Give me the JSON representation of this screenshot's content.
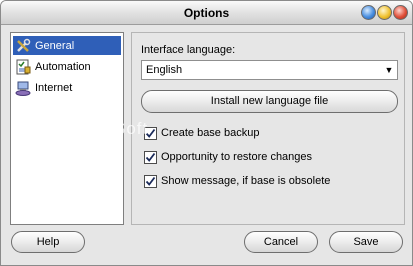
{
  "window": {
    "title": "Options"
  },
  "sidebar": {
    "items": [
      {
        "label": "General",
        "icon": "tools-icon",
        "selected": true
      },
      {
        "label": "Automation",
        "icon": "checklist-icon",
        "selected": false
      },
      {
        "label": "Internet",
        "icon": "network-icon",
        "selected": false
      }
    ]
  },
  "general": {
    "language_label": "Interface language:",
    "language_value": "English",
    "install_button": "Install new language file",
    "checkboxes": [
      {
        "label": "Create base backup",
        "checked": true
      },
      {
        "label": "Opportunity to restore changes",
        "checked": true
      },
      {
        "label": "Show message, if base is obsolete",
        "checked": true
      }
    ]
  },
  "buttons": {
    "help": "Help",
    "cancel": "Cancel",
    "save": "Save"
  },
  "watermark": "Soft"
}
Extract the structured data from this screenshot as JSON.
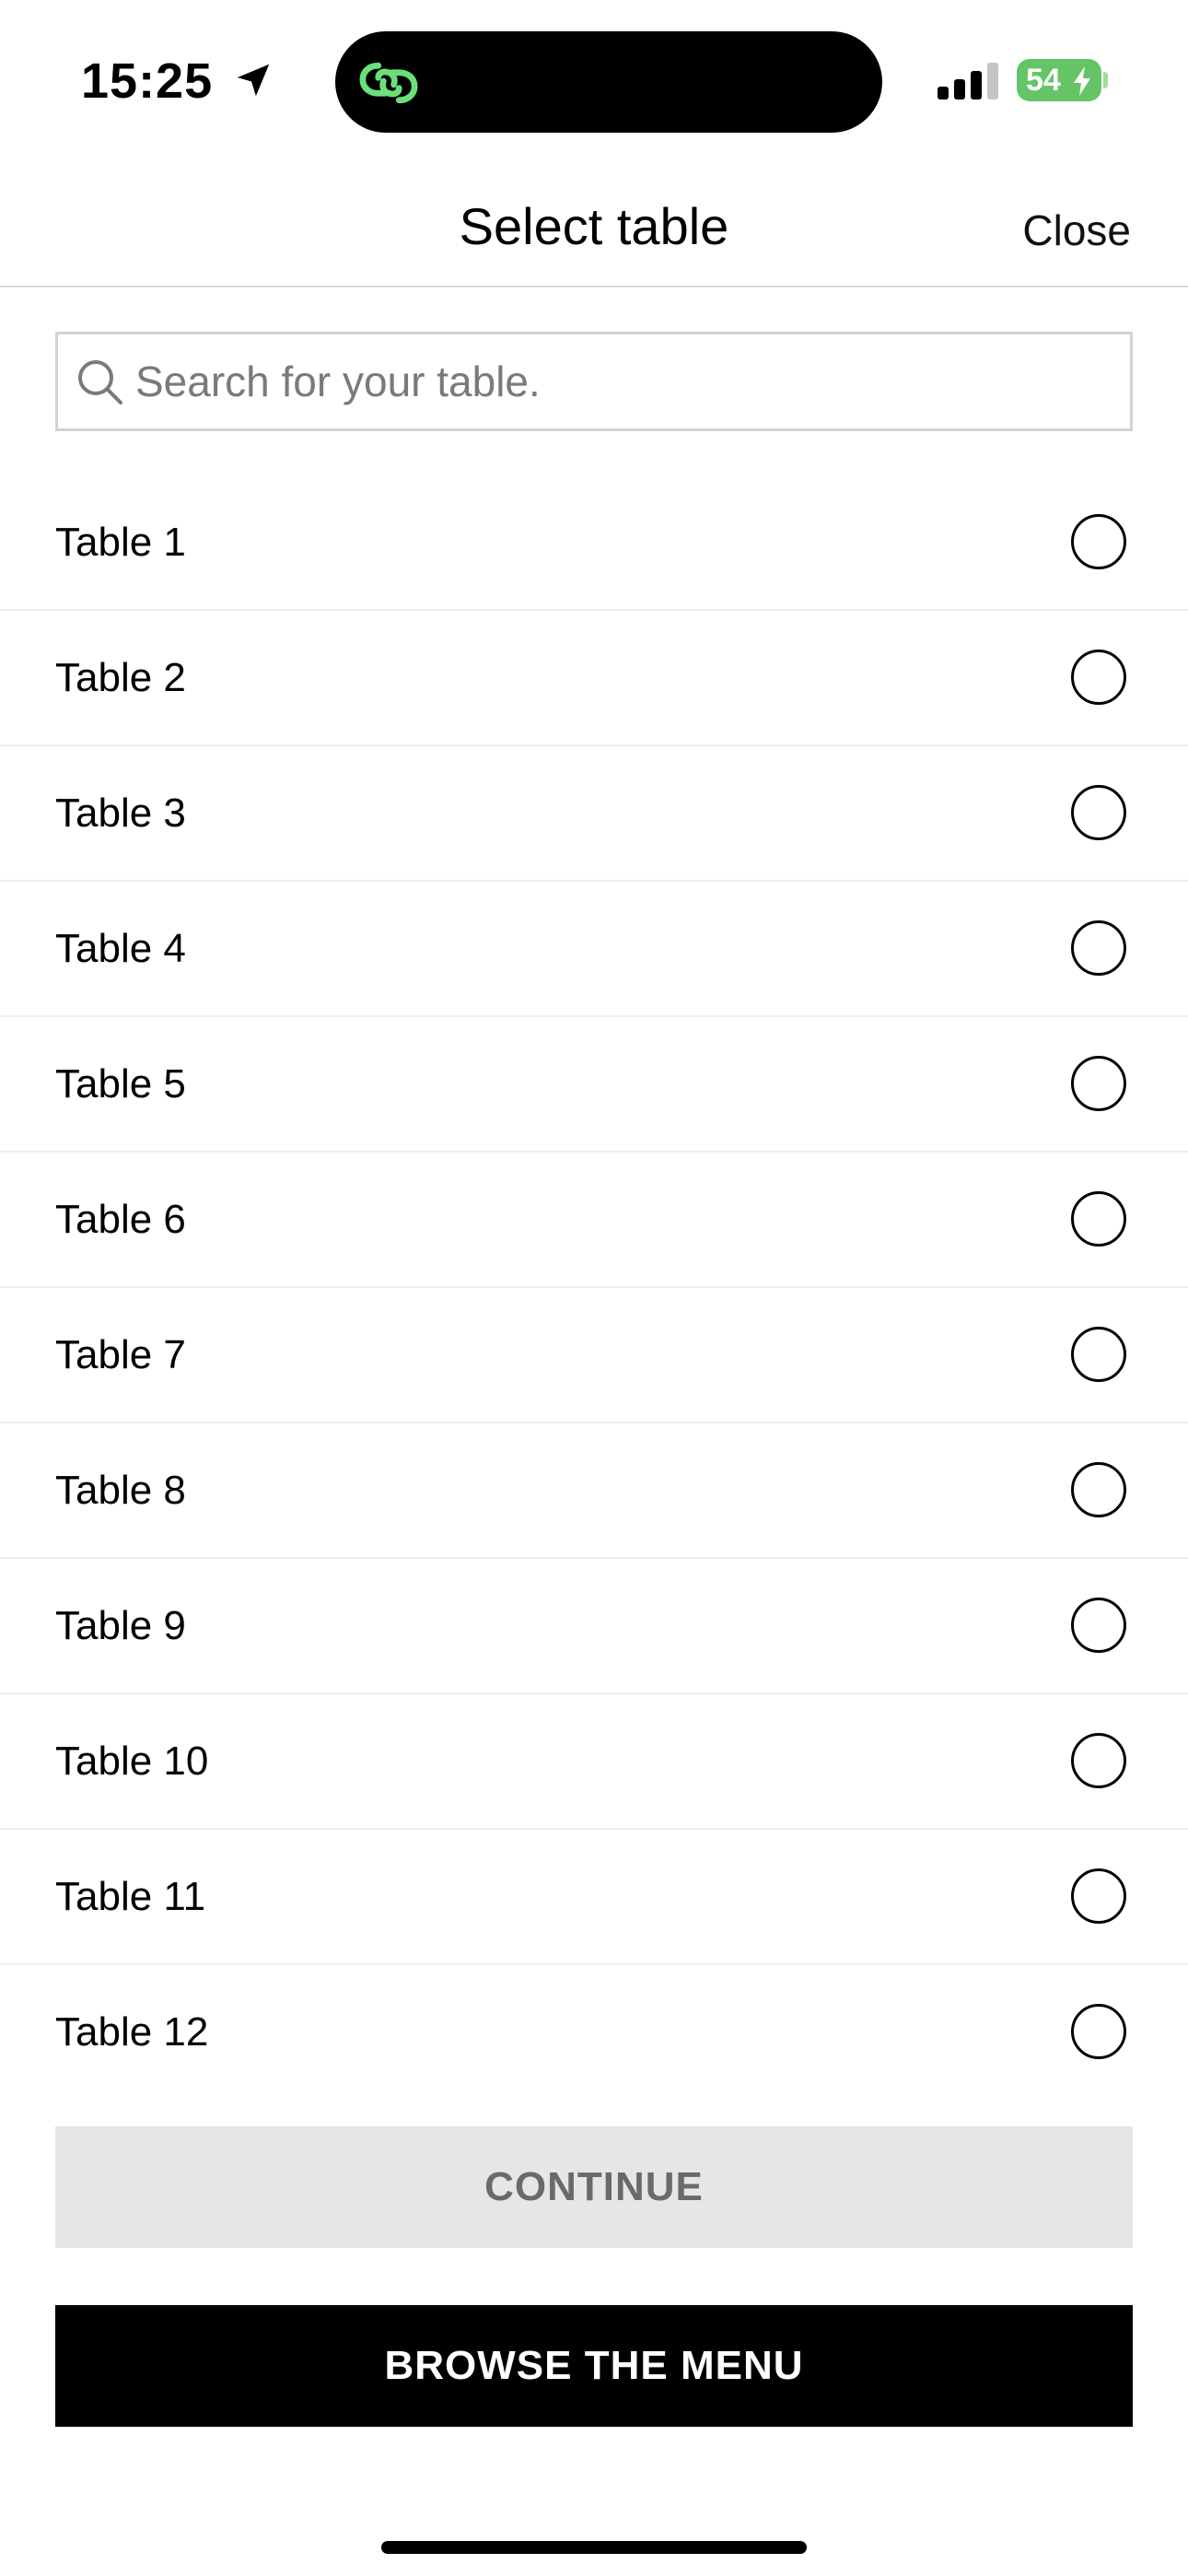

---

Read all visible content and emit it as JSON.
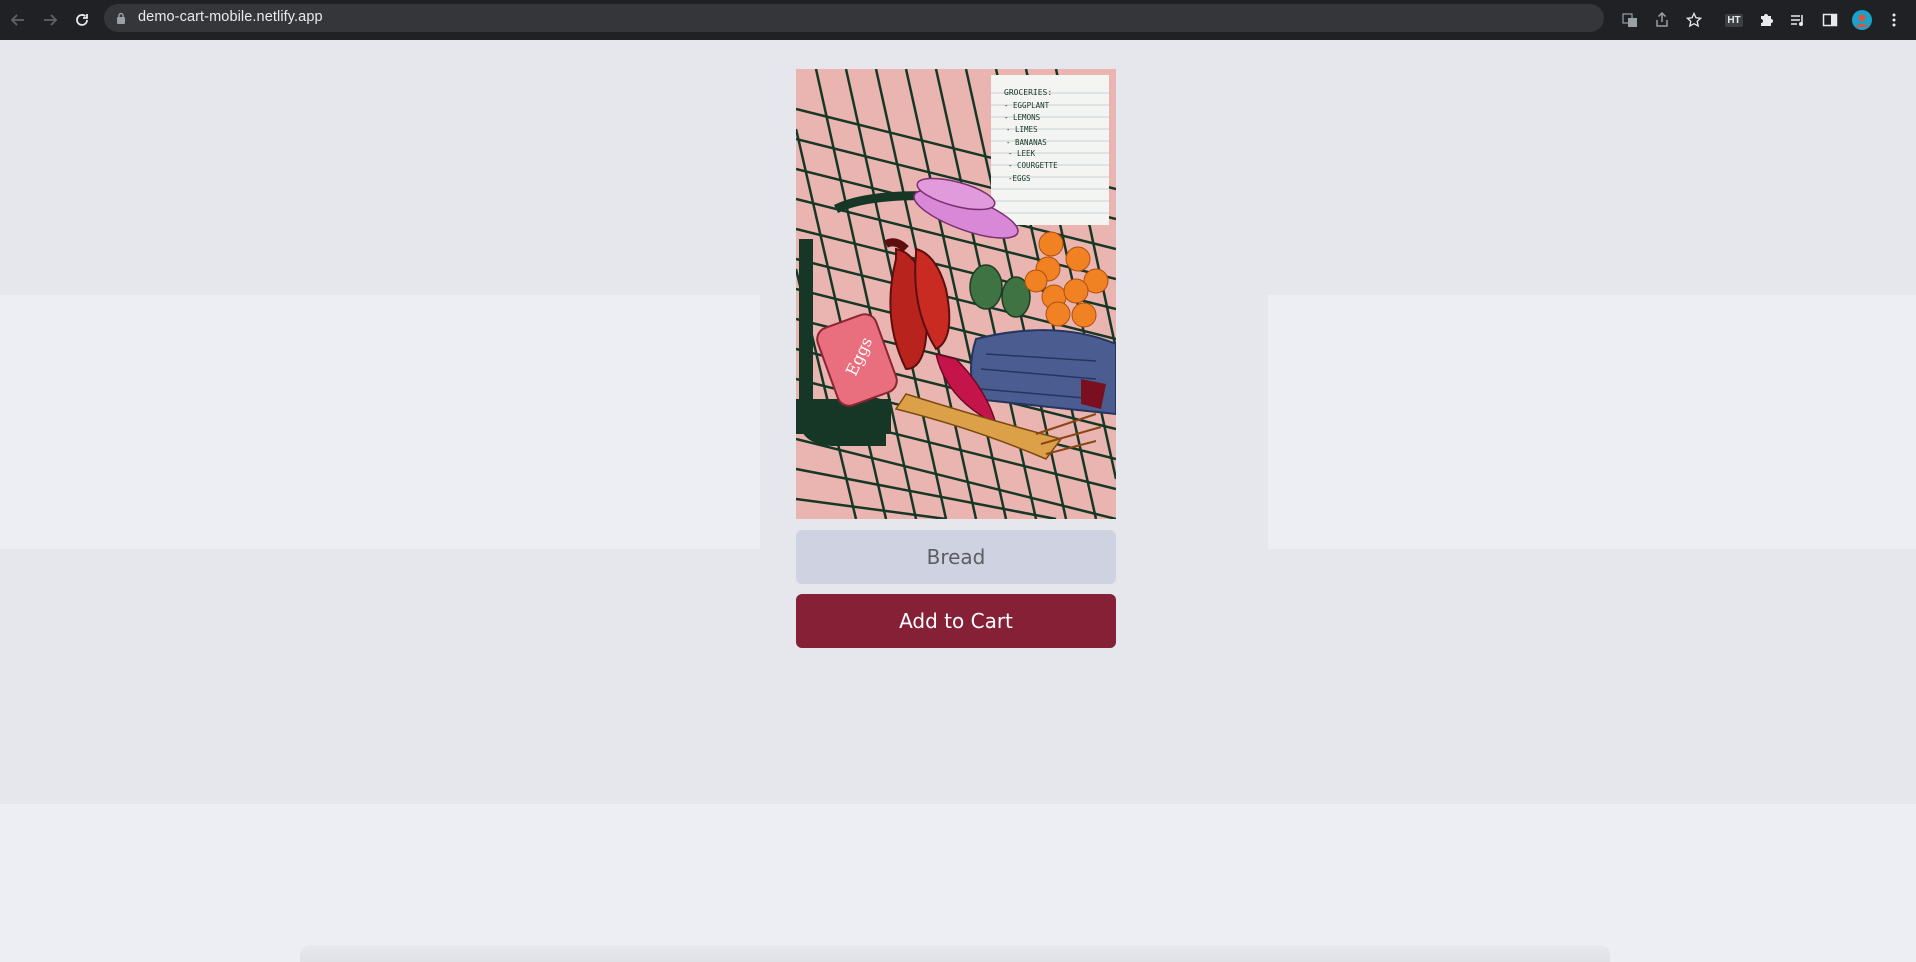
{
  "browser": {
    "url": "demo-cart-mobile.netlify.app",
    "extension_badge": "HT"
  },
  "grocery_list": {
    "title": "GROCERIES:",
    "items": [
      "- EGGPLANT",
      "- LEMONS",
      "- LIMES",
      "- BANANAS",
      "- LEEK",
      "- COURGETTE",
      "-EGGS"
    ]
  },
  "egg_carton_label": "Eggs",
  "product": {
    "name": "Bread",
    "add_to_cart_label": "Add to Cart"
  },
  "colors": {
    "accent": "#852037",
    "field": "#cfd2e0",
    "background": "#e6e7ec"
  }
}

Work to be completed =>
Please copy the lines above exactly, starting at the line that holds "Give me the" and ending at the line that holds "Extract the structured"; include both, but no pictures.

Solved exercise =>
Give me the JSON representation of this screenshot's content.
{
  "window": {
    "title": "Options"
  },
  "sidebar": {
    "items": [
      {
        "label": "General",
        "icon": "tools-icon",
        "selected": true
      },
      {
        "label": "Automation",
        "icon": "checklist-icon",
        "selected": false
      },
      {
        "label": "Internet",
        "icon": "network-icon",
        "selected": false
      }
    ]
  },
  "general": {
    "language_label": "Interface language:",
    "language_value": "English",
    "install_button": "Install new language file",
    "checkboxes": [
      {
        "label": "Create base backup",
        "checked": true
      },
      {
        "label": "Opportunity to restore changes",
        "checked": true
      },
      {
        "label": "Show message, if base is obsolete",
        "checked": true
      }
    ]
  },
  "buttons": {
    "help": "Help",
    "cancel": "Cancel",
    "save": "Save"
  },
  "watermark": "Soft"
}
Extract the structured data from this screenshot as JSON.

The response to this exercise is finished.